WILMINGTON, N.C. (Reuters) - North and South Carolina residents are running out of time to evacuate before Hurricane Florence roars in with pounding surf and driving rain that will bring potentially deadly flooding, officials warned on Wednesday.
Florence had maximum sustained winds of 130 miles per hour (215 km per hour) and was on a trajectory that showed its center most likely to strike the southern coast of North Carolina by late Thursday or early Friday, the National Hurricane Center said.
Updated NHC forecasts showed the storm lingering near the coast, bringing days of heavy rains that could bring intense inland flooding from South Carolina to Virginia. Parts of North Carolina could get 40 inches (1 meter).
Florence is rated a Category 4 on the five-step Saffir-Simpson scale. Jeff Byard of the Federal Emergency Management Agency (FEMA) invoked a former boxing champion to warn residents that it would bring "a Mike Tyson punch to the Carolina coast."
"Heed the warnings," Byard said.
North Carolina Governor Roy Cooper predicted that tens of thousands of homes and businesses would be flooded in his state.
"The time to prepare is almost over," Cooper warned.
More than 1 million people have been ordered to evacuate the coastline of the three states, while schools and factories were being shuttered.
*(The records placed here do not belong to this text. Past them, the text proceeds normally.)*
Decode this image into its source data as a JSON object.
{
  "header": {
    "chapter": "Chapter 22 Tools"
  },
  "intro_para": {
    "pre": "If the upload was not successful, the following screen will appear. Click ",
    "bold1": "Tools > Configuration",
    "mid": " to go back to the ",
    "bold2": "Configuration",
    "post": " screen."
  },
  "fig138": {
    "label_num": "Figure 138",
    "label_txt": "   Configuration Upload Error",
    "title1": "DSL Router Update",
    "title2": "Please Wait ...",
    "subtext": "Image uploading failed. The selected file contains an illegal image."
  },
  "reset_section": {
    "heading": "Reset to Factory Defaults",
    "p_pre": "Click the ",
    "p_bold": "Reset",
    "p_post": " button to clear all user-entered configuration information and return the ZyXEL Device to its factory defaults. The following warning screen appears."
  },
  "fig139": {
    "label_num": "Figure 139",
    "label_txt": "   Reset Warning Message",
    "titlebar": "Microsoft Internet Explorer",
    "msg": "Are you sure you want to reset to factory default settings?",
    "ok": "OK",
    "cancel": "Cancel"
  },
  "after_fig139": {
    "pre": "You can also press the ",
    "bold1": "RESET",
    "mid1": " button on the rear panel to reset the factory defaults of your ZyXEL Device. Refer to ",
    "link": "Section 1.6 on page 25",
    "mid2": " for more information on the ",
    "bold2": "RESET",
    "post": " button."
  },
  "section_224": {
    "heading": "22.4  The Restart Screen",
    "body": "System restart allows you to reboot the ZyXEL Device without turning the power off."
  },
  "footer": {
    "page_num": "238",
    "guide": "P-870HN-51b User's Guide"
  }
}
The NHC said the first tropical storm-force winds of at least 39 miles per hour (63 kph) would hit the region early on Thursday with the storm's center reaching the coast Friday. At 11 a.m. (1500 GMT) on Wednesday, the storm was located about 485 miles (785 km) southeast of Wilmington, North Carolina.
FEMA FUNDS MOVED
MSNBC reported the Trump administration had diverted nearly $10 billion from FEMA to the Immigration and Customs Enforcement agency, which leads border enforcement. But that has not affected the response to Florence, Byard told a news conference.
He said there was "well over $20 billion" in FEMA's disaster relief fund.
U.S. President Donald Trump on Twitter warned of the storm's dangers and praised his administration's handling of past hurricanes, rejecting criticism for its response to Hurricane Maria last year in Puerto Rico. Some 3,000 people died in the aftermath of that storm.
"Hurricane Florence is looking even bigger than anticipated," Trump said. "We got A Pluses for our recent hurricane work in Texas and Florida (and did an unappreciated great job in Puerto Rico, even though an inaccessible island with very poor electricity and a totally incompetent Mayor of San Juan). We are ready for the big one that is coming!"
Emergency preparations in the area included activating 2,800 National Guard troops in North Carolina, stockpiling food, setting up shelters, switching traffic patterns so that major roads led away from shore and securing 16 nuclear reactors in the three-state region.
The U.S. Nuclear Regulatory Commission said Duke Energy Corp's Brunswick nuclear plant in southeast North Carolina could face hurricane-force winds, major storm surges and heavy rain. Other plants near the storm's path include Duke's Harris near Raleigh, North Carolina, and Robinson near Hartsville, South Carolina, and Dominion Energy Inc's Surry in southeast Virginia.
Wilmington was sunny near midday Wednesday and Bill Saffo, a real estate agent and the town's part-time mayor, urged residents to use the calm to evacuate or secure their homes.
"I'm not approaching Florence from fear or panic," said Brad Corpening, 35, who planned to ride out the storm in his boarded-up delicatessen in Wilmington, just north of where the hurricane is expected to come ashore. "It's going to happen. We just need to figure out how to make it through."